Zooropa is arguably U2’s most experimental album, and this track, with its slow beginning, sounding as if the volume is slowly being raised on a song already playing, and the jangly, industrial clanging of the arrangement, is a pretty successful experiment. There’s an element of near-menace here, and the contrast with a sudden change in mood at the bridge is quite effective. The lyrics, all about guilt and betrayal, have some nice moments as well – “If you need someone to blame/Throw a rock in the air/You'll hit someone guilty.” The musical hook and build are nothing too memorable, which keep this interesting piece from ranking a bit higher.
#130 – “A Man and a Woman”
A side two track that’s pretty forgotten today from U2’s How To Dismantle an Atomic Bomb, this mid-tempo number is kind of the reverse of “Dirty Day.” The lyric and arrangement are pretty pedestrian, while the hook is, if not Top 50-level, still pretty catchy. “The mysterious distance between a man and a woman” works fine as a lyric, but sounds more banal the more you hear it.
#129 – “Red Light”

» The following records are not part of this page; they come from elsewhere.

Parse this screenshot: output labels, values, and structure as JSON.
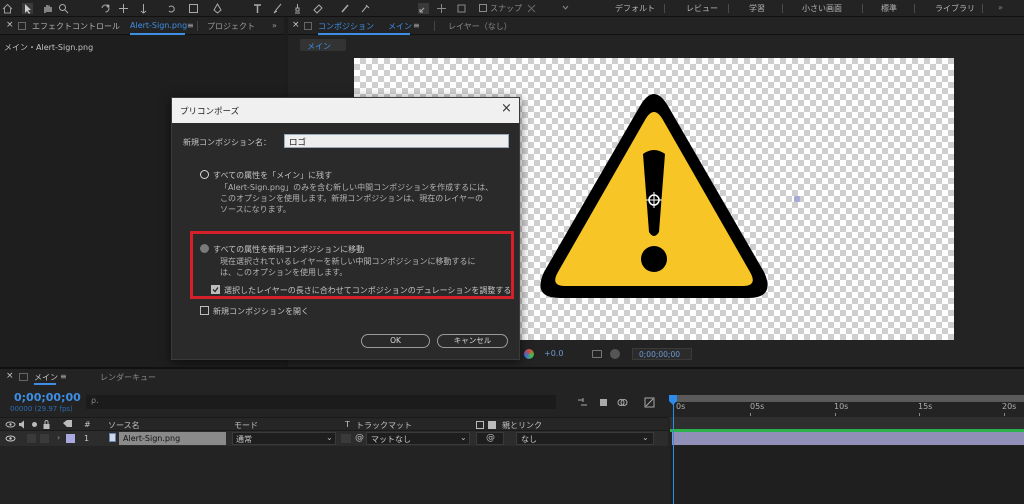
{
  "workspaces": [
    "デフォルト",
    "レビュー",
    "学習",
    "小さい画面",
    "標準",
    "ライブラリ"
  ],
  "toolbar": {
    "snap_label": "スナップ"
  },
  "left_panel": {
    "tab_effects": "エフェクトコントロール",
    "tab_effects_file": "Alert-Sign.png",
    "tab_project": "プロジェクト",
    "layer_path": "メイン・Alert-Sign.png"
  },
  "comp_panel": {
    "tab_label": "コンポジション",
    "tab_comp_name": "メイン",
    "tab_layer": "レイヤー（なし）",
    "breadcrumb": "メイン",
    "bottom_zoom": "+0.0",
    "bottom_time": "0;00;00;00"
  },
  "dialog": {
    "title": "プリコンポーズ",
    "name_label": "新規コンポジション名：",
    "name_value": "ロゴ",
    "option1_label": "すべての属性を「メイン」に残す",
    "option1_desc_1": "「Alert-Sign.png」のみを含む新しい中間コンポジションを作成するには、",
    "option1_desc_2": "このオプションを使用します。新規コンポジションは、現在のレイヤーの",
    "option1_desc_3": "ソースになります。",
    "option2_label": "すべての属性を新規コンポジションに移動",
    "option2_desc_1": "現在選択されているレイヤーを新しい中間コンポジションに移動するに",
    "option2_desc_2": "は、このオプションを使用します。",
    "adjust_duration_label": "選択したレイヤーの長さに合わせてコンポジションのデュレーションを調整する",
    "open_new_comp_label": "新規コンポジションを開く",
    "ok_label": "OK",
    "cancel_label": "キャンセル",
    "highlight_color": "#d4202a"
  },
  "timeline": {
    "tab_comp": "メイン",
    "tab_render": "レンダーキュー",
    "timecode": "0;00;00;00",
    "frame_info": "00000 (29.97 fps)",
    "search_placeholder": "ρ.",
    "columns": {
      "hash": "#",
      "source_name": "ソース名",
      "mode": "モード",
      "t": "T",
      "track_matte": "トラックマット",
      "parent_link": "親とリンク"
    },
    "ruler": [
      "0s",
      "05s",
      "10s",
      "15s",
      "20s"
    ],
    "layer": {
      "number": "1",
      "name": "Alert-Sign.png",
      "mode": "通常",
      "track_matte": "マットなし",
      "parent": "なし"
    },
    "accent_color": "#2d8ceb",
    "layer_bar_color": "#8f8fb8"
  }
}
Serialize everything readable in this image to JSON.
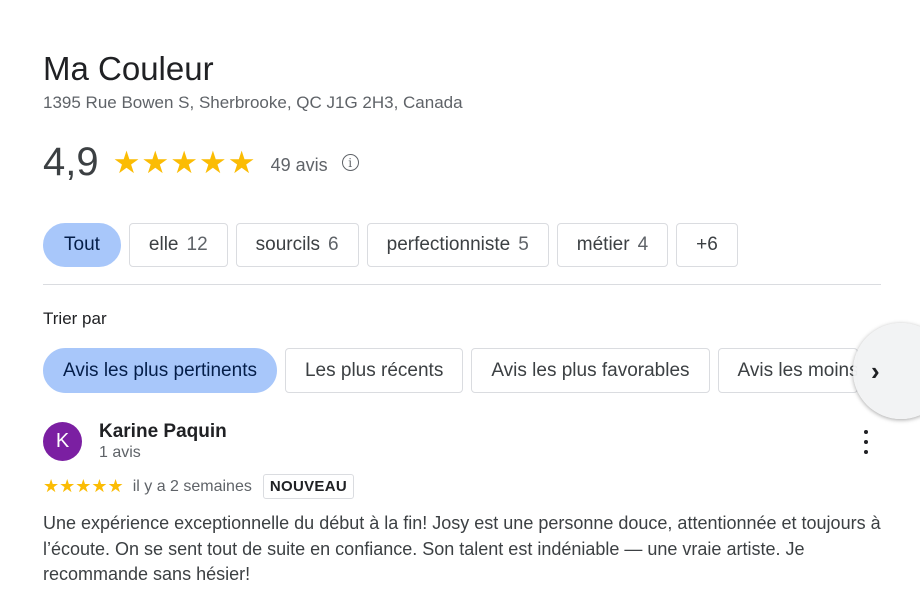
{
  "place": {
    "name": "Ma Couleur",
    "address": "1395 Rue Bowen S, Sherbrooke, QC J1G 2H3, Canada",
    "rating": "4,9",
    "stars_text": "★★★★★",
    "review_count": "49 avis",
    "info_icon": "ⓘ"
  },
  "topic_chips": [
    {
      "label": "Tout",
      "count": "",
      "active": true
    },
    {
      "label": "elle",
      "count": "12",
      "active": false
    },
    {
      "label": "sourcils",
      "count": "6",
      "active": false
    },
    {
      "label": "perfectionniste",
      "count": "5",
      "active": false
    },
    {
      "label": "métier",
      "count": "4",
      "active": false
    },
    {
      "label": "+6",
      "count": "",
      "active": false
    }
  ],
  "sort": {
    "label": "Trier par",
    "options": [
      {
        "label": "Avis les plus pertinents",
        "active": true
      },
      {
        "label": "Les plus récents",
        "active": false
      },
      {
        "label": "Avis les plus favorables",
        "active": false
      },
      {
        "label": "Avis les moins favorables",
        "active": false
      }
    ],
    "next_icon": "›"
  },
  "review": {
    "avatar_initial": "K",
    "author": "Karine Paquin",
    "author_meta": "1 avis",
    "stars_text": "★★★★★",
    "date": "il y a 2 semaines",
    "badge": "NOUVEAU",
    "text": "Une expérience exceptionnelle du début à la fin! Josy est une personne douce, attentionnée et toujours à l’écoute. On se sent tout de suite en confiance. Son talent est indéniable — une vraie artiste. Je recommande sans hésier!"
  },
  "colors": {
    "accent_chip": "#a8c7fa",
    "star": "#fbbc04",
    "avatar": "#7b1fa2"
  }
}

The “da-na-na” back-up singers at the beginning of this War cut might fool you into thinking at first that this is not a U2 song. The trumpets at the end don’t dissuade you either. But the Bono howl and the Edge guitar riff in the middle don’t lie. This is a fun song, if not one that’s lasted much. Frankly, if not for the trumpet solo (which is kind of awesome) it would probably not have ranked so high for me.
#128 – “Rejoice”
Another deep October cut, this song has a very, very U2 riff at its center, and that opens the song. It’s got a great hurried, impatient, almost manic energy, with that young U2 message of wanting to make an impact but not knowing how very much present. “I can’t change the world/But I can change the world in me” pre-dates Michael Jackson’s “Man in the Mirror” by ten years or so. Add in some pretty harried, interesting Larry drumming, and you have a song that maybe is unfairly forgotten.
#127 – “Lady with the Spinning Head”
Back to the B-sides, here off of “One.” The main riff has a great cyclical energy, and the title is a fun one. This is one of those U2 songs that sounds like an earlier attempt at a song that made the album, with this one coming across as a more upbeat, manic “Mysterious Ways.” A fun listen, but definitely not anywhere near the level of the song it (maybe?) became.
#126 – “Stranger in a Strange Land”
I quite like the opening of this October track, which starts with a rapid, machine-gun riff, and then quickly slows down to a bass-driven mellower verse. That bass line is a real Adam keeper, all relaxed up-the-scale, down-the-scale funk-lite. The lyric is yet more 80s-era half sketched character stuff that kind of goes nowhere (“A soldier asked for a cigarette/His smiling face I can't forget/He looked like you across the street/But that's a long way here”), but the musical mix of styles sticks with you a little bit.
#125 – “Some Days Are Better Than Others”
Another Zooropa track, this a very mellow, shuffling song with some aphorism-driven lyrics that, with the “some days” connective tissue working throughout, hang together nicely (“Some days take less, but most days take more/Some slip through your fingers and onto the floor/Some days you're quick, but most days you're speedy/Some days you use more force than is necessary.”). The slapped drums in the chorus are a lot of fun, and Edge lets off a very playfully distorted, fuzz-box-full guitar solo partway through. A throwaway? Sure. But a fun one.